I learned the value of great suitcases and bags the hard way. I was regularly doing interstate trips to visit my family in Melbourne with bub in the Baby Bjorn baby carrier (a Godsend), a handbag over one shoulder, nappy bag over the other, overnight bag and trying to push an old suitcase with bung wheels spinning in all directions that weighed a ton. It was just too ridiculous for any one person to handle. My solution? I bought a lightweight (2.9kg – seriously!) hard shell Samsonite suitcase (grab one in the sales for 40% off), which had 360 degree spin wheels and was the best purchase I’d ever made. I could push it along with one finger and it was big enough and light enough to fit all our gear into. This meant we could lose the overnight bag!
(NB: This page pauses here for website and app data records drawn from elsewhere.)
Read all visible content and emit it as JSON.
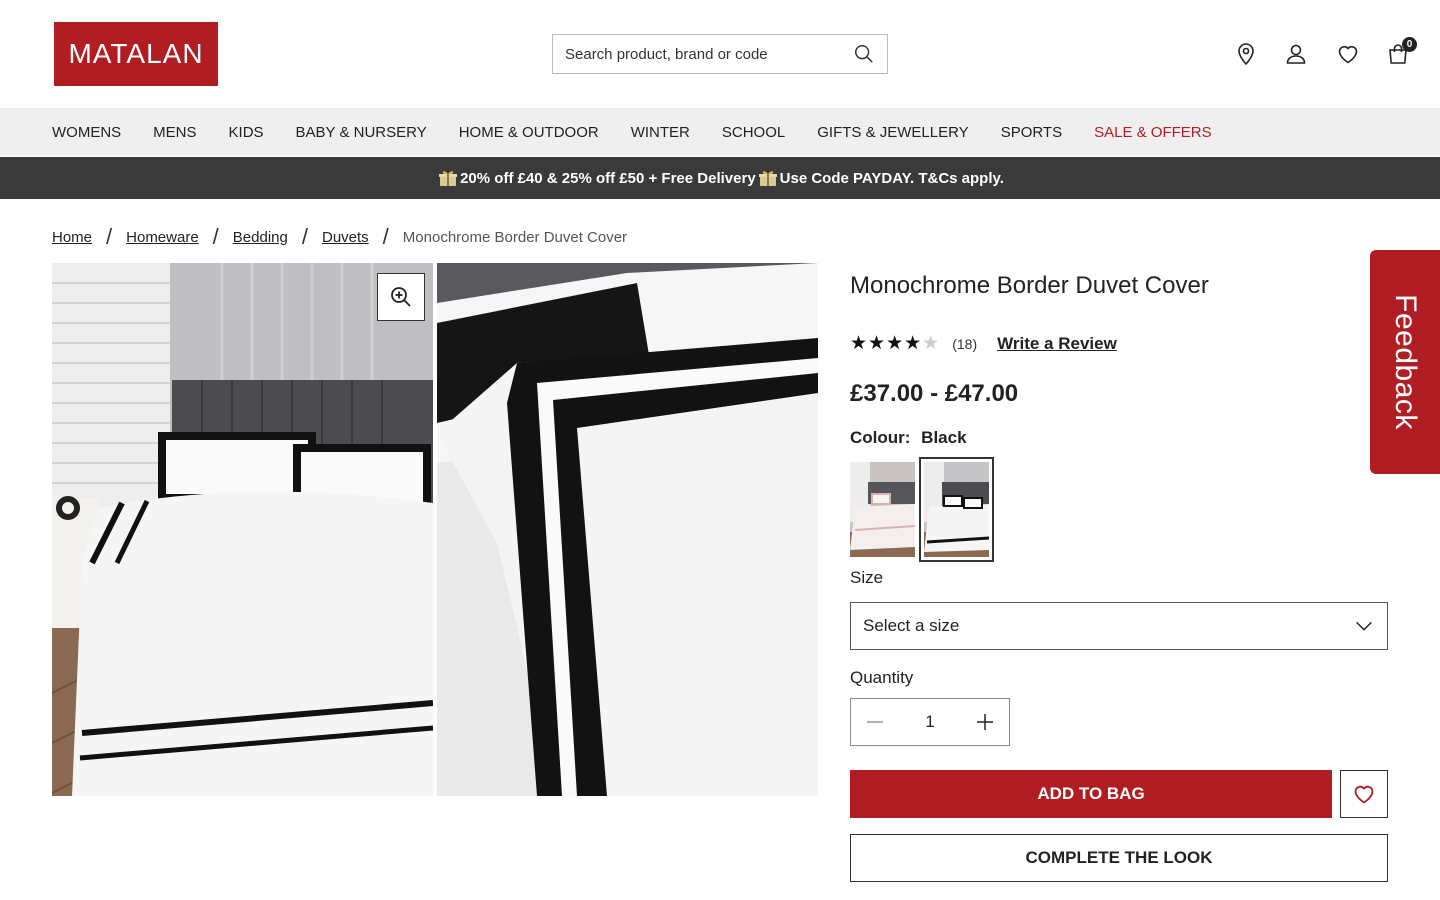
{
  "header": {
    "logo_text": "MATALAN",
    "search_placeholder": "Search product, brand or code",
    "bag_count": "0",
    "icons": [
      "search-icon",
      "location-pin-icon",
      "account-icon",
      "heart-icon",
      "bag-icon"
    ]
  },
  "nav": {
    "items": [
      "WOMENS",
      "MENS",
      "KIDS",
      "BABY & NURSERY",
      "HOME & OUTDOOR",
      "WINTER",
      "SCHOOL",
      "GIFTS & JEWELLERY",
      "SPORTS",
      "SALE & OFFERS"
    ]
  },
  "promo": {
    "text_a": "20% off £40 & 25% off £50 + Free Delivery ",
    "text_b": "Use Code PAYDAY. T&Cs apply."
  },
  "breadcrumb": {
    "items": [
      "Home",
      "Homeware",
      "Bedding",
      "Duvets"
    ],
    "current": "Monochrome Border Duvet Cover"
  },
  "product": {
    "title": "Monochrome Border Duvet Cover",
    "rating": 4,
    "rating_max": 5,
    "review_count": "(18)",
    "write_review": "Write a Review",
    "price": "£37.00 - £47.00",
    "colour_label": "Colour:",
    "colour_value": "Black",
    "size_label": "Size",
    "size_placeholder": "Select a size",
    "quantity_label": "Quantity",
    "quantity": "1",
    "add_to_bag": "ADD TO BAG",
    "complete_look": "COMPLETE THE LOOK"
  },
  "feedback_tab": "Feedback",
  "colors": {
    "brand_red": "#b01e23",
    "nav_bg": "#efefef",
    "promo_bg": "#3a3a3a"
  }
}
Do yourself a favour and ditch your handbag too. Put your keys, wallet and phone in the nappy bag, and if you have a good suitcase like my Samonsite, you can just pop the nappy bag on top of that and push the case along with one hand. And have the other free for bub! The less bags you have the better.
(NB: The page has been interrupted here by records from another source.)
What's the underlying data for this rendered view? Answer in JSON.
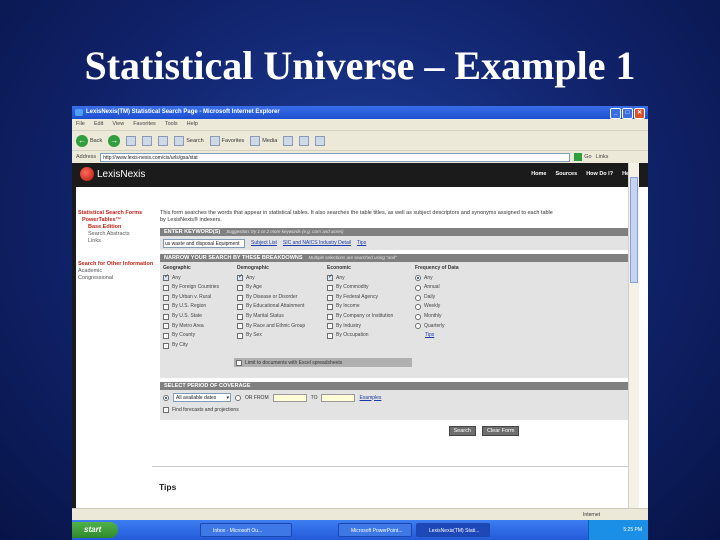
{
  "slide": {
    "title": "Statistical Universe – Example 1"
  },
  "browser": {
    "window_title": "LexisNexis(TM) Statistical Search Page - Microsoft Internet Explorer",
    "menu": [
      "File",
      "Edit",
      "View",
      "Favorites",
      "Tools",
      "Help"
    ],
    "toolbar": {
      "back": "Back",
      "search": "Search",
      "favorites": "Favorites",
      "media": "Media"
    },
    "address_label": "Address",
    "address": "http://www.lexis-nexis.com/cis/urls/gsa/stat",
    "go": "Go",
    "links": "Links"
  },
  "site": {
    "logo": "LexisNexis",
    "topnav": [
      "Home",
      "Sources",
      "How Do I?",
      "Help"
    ],
    "leftnav": {
      "title": "Statistical Search Forms",
      "product": "PowerTables™",
      "edition": "Base Edition",
      "items": [
        "Search Abstracts",
        "Links"
      ],
      "other_title": "Search for Other Information",
      "other_items": [
        "Academic",
        "Congressional"
      ]
    },
    "intro": "This form searches the words that appear in statistical tables. It also searches the table titles, as well as subject descriptors and synonyms assigned to each table by LexisNexis® indexers.",
    "keyword": {
      "header": "ENTER KEYWORD(S)",
      "hint": "Suggestion: try 1 or 2 more keywords (e.g. corn and acres)",
      "value": "us waste and disposal Equipment",
      "links": [
        "Subject List",
        "SIC and NAICS Industry Detail",
        "Tips"
      ]
    },
    "breakdowns": {
      "header": "NARROW YOUR SEARCH BY THESE BREAKDOWNS",
      "hint": "Multiple selections are searched using \"and\"",
      "geographic": {
        "title": "Geographic",
        "options": [
          "Any",
          "By Foreign Countries",
          "By Urban v. Rural",
          "By U.S. Region",
          "By U.S. State",
          "By Metro Area",
          "By County",
          "By City"
        ]
      },
      "demographic": {
        "title": "Demographic",
        "options": [
          "Any",
          "By Age",
          "By Disease or Disorder",
          "By Educational Attainment",
          "By Marital Status",
          "By Race and Ethnic Group",
          "By Sex"
        ]
      },
      "economic": {
        "title": "Economic",
        "options": [
          "Any",
          "By Commodity",
          "By Federal Agency",
          "By Income",
          "By Company or Institution",
          "By Industry",
          "By Occupation"
        ]
      },
      "frequency": {
        "title": "Frequency of Data",
        "options": [
          "Any",
          "Annual",
          "Daily",
          "Weekly",
          "Monthly",
          "Quarterly"
        ],
        "tips": "Tips"
      },
      "limit_text": "Limit to documents with Excel spreadsheets"
    },
    "period": {
      "header": "SELECT PERIOD OF COVERAGE",
      "select_value": "All available dates",
      "or_from": "OR FROM",
      "to": "TO",
      "examples": "Examples",
      "include_text": "Find forecasts and projections"
    },
    "buttons": {
      "search": "Search",
      "clear": "Clear Form"
    },
    "tips_heading": "Tips"
  },
  "statusbar": {
    "zone": "Internet"
  },
  "taskbar": {
    "start": "start",
    "tasks": [
      "Inbox - Microsoft Ou...",
      "Microsoft PowerPoint...",
      "LexisNexis(TM) Stati..."
    ],
    "clock": "5:25 PM"
  }
}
Don’t forget the entertainment
I was against computer games for a long time, and still believe they need to be managed in moderation. But when colouring books and Matchbox cars no longer keep the kiddies amused, technology can be a mummy and child’s best friend. Adults like dining at nice restaurants, kids couldn’t care less about the fancy black squid ink risotto and lake views. They just want to play! Or sleep!
And when you’re on the go for four weeks at a time and dining out for the 28th time in a row, you need to cut them some slack and keep them entertained. I took a lightweight DVD player with a selection of movies, the iPad and downloaded some games and apps on my phone for airport layovers, train journeys through Italy and end-of-long-day meal times. I wouldn’t go anywhere without them now.
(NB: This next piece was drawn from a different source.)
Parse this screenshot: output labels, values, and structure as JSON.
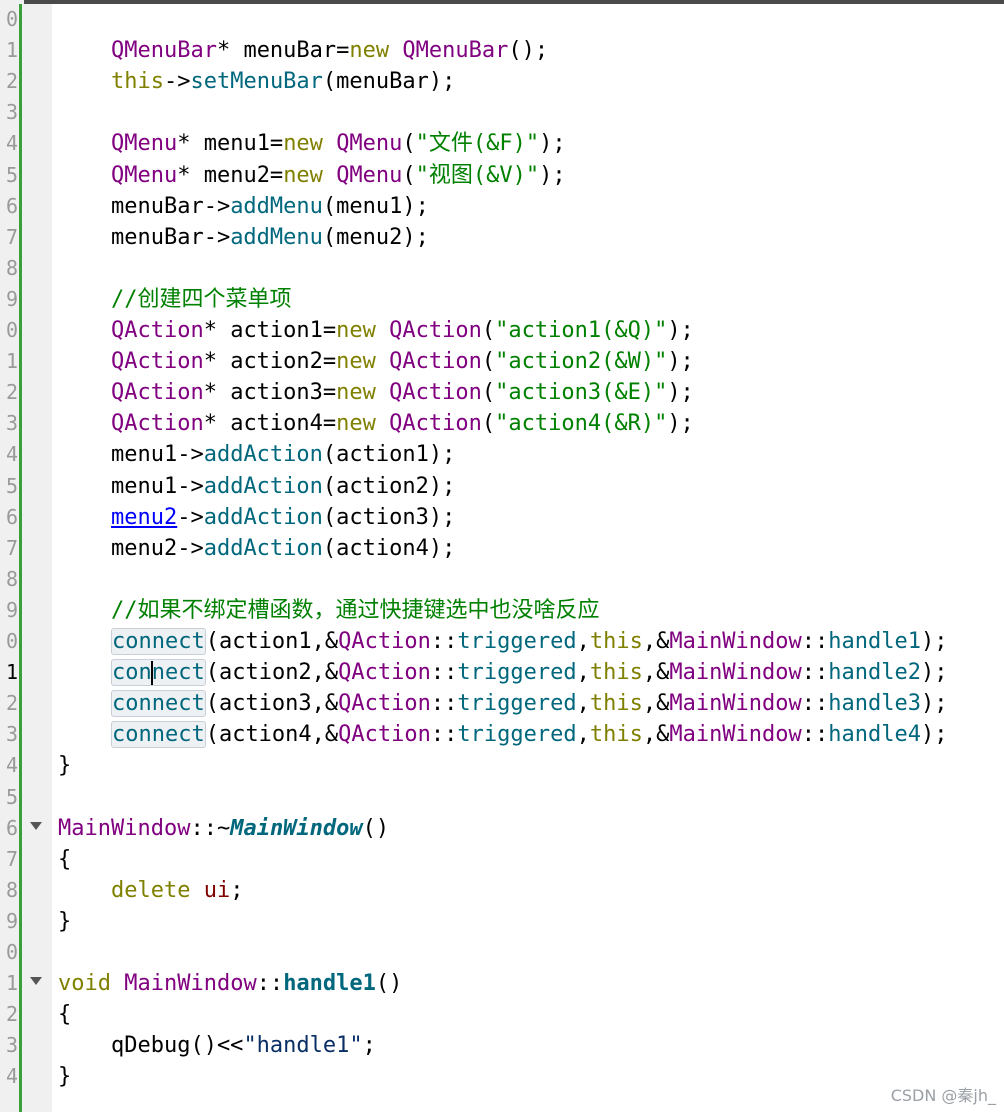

These days, technology is even better. With Netflix, you can download many of your favourite movies and TV shows beforehand then watch them in the airport lounge, on the train (or plane), at dinner… wherever you like. And if your hotel has Wi-Fi, you can stream shows (so it doesn’t suck up yur data!). I so wish this existed in 2013! Can you imagine how much space I would have saved lugging DVDs around? There are also portable Wi-Fi devices called dongles that provide Wi-Fi on-the-go, these can be purchased from your local Coles or Woolworths.
Portable phone chargers are another must-have to keep the kids happy (playing games in-transit) and ensuring you have enough battery power to take holiday videos and photos.
More top tips for travelling with kids
- Make sure the kids have their travel vaccinations and are up to date with their immunisations before heading overseas.
- Don’t leave home without travel insurance. You do not want to be in a foreign country with a sick child (or be sick yourself) and no insurance.
- Have your itinerary handy in multiple locations if you are heading overseas or to multiple destinations. One copy on the TripAdvisor App, email it to yourself and a loved one, and have a hard copy in your carry bag and packed in your suitcase. Or am I just over cautious?
- Don’t cram in too much. You are better staying at one hotel for a week and having alternating rest-adventure days from one point than staying at three hotels and moving around a lot (which is what I did in Europe – it was too much).
- Count your bags before you leave the house, at the airport, when you’re walking through security machines and any other pit stops. I almost left an overnight bag on the baggage carousel in Fiji, and left my handbag in a taxi in Phuket. It happens!
- Be child-safe. Write your contact details and the hotel name on a lanyard and hang it around your child’s neck while travelling. If you are frequently on the go, writing contact details on kids arms doesn’t work!
- Download the TripAdvisor app. It will keep all your travel details safely in one place. And, as a bonus, each time you take a photo, the app records the name of the place and maps its location. So when you get back home and try to recall the name of that incredible gelato shop just near the Roman Forum, you’ll have the exact details handy!